■ **GIVEN RECORDS**:
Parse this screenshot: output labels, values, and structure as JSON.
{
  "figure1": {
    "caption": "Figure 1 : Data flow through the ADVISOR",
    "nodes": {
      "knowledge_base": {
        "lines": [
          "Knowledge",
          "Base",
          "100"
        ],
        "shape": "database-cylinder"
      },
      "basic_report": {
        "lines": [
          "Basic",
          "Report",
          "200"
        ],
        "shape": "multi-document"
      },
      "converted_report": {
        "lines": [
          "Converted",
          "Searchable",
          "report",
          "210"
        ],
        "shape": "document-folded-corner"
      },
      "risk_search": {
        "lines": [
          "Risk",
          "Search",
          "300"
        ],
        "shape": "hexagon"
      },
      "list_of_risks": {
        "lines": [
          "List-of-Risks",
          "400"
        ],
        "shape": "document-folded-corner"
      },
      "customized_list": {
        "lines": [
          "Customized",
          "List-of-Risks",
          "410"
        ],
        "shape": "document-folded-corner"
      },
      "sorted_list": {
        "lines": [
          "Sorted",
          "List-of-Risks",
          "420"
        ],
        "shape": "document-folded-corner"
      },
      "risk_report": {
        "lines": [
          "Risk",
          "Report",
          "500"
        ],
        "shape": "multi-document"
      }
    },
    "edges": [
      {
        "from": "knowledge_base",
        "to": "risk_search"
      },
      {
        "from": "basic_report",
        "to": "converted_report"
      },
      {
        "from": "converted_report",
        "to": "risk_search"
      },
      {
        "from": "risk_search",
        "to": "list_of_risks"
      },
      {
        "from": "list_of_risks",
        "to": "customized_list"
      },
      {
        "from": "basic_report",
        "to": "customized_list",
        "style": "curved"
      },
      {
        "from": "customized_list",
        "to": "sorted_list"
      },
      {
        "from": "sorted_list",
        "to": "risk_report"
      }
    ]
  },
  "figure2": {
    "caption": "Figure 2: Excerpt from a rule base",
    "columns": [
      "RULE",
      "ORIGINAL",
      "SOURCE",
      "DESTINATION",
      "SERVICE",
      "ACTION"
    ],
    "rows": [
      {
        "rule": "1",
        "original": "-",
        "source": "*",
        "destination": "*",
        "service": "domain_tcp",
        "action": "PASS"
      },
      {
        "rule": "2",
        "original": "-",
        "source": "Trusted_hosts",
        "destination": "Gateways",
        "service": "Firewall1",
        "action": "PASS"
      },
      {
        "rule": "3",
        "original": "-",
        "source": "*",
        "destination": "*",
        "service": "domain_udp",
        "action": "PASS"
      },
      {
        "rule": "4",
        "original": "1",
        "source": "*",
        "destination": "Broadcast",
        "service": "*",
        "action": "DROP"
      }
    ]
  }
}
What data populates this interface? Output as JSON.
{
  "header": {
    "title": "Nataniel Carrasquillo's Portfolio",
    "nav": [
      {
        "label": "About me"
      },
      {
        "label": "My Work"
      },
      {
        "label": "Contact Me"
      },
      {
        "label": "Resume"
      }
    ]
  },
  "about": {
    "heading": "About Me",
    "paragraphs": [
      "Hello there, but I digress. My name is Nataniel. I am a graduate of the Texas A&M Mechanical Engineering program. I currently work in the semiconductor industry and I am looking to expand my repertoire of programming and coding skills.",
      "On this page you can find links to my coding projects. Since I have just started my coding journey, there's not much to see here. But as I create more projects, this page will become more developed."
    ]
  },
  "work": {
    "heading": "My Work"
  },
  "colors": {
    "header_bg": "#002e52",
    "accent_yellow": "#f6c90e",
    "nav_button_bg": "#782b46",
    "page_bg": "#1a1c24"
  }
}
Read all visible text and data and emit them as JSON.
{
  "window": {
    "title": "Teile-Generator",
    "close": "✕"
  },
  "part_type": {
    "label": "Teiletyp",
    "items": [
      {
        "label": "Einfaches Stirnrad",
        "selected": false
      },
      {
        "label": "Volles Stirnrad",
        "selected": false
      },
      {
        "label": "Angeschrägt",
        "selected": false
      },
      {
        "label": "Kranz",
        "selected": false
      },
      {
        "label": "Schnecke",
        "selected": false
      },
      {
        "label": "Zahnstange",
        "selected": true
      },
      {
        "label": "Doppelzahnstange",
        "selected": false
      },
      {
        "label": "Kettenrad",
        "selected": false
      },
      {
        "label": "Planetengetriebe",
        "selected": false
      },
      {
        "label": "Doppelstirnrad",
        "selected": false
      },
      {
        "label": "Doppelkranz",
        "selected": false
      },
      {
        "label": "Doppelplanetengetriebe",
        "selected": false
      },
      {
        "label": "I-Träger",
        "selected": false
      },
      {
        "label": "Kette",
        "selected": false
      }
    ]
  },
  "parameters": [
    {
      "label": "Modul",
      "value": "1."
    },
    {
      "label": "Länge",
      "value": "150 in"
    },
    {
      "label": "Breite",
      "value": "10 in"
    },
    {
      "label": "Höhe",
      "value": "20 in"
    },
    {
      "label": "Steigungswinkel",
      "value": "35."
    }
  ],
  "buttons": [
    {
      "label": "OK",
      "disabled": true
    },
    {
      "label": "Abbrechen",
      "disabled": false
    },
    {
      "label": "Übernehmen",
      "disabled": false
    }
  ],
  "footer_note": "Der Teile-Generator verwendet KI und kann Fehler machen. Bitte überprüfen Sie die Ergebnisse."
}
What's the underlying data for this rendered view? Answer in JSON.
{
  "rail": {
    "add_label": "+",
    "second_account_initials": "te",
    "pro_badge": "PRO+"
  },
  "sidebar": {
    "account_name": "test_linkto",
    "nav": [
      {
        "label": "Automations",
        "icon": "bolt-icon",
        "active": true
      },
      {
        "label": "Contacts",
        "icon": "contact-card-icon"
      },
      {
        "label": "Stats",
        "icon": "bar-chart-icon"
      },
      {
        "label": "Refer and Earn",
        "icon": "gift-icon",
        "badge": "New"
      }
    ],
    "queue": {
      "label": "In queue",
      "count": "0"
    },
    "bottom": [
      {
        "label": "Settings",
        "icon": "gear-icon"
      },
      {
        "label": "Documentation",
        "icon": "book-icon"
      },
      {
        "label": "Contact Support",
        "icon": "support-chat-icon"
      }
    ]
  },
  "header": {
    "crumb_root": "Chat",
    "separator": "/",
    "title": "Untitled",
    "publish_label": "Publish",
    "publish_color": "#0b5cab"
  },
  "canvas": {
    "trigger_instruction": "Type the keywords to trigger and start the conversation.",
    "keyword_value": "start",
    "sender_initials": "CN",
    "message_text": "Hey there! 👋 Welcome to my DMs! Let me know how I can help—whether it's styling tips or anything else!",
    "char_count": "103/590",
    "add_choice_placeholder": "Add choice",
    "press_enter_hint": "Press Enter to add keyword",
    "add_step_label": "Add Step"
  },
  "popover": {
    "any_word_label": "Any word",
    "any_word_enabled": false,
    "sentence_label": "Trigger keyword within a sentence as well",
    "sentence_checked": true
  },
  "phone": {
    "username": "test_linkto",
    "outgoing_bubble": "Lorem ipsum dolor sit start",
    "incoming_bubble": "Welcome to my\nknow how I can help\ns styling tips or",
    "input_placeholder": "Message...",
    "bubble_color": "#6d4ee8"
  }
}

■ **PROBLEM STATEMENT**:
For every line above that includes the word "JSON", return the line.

■ **THE COMPLETED TASK**:
Parse this screenshot: output labels, values, and structure as JSON.
What data populates this interface? Output as JSON.
Read all visible text and data and emit them as JSON.
What's the underlying data for this rendered view? Answer in JSON.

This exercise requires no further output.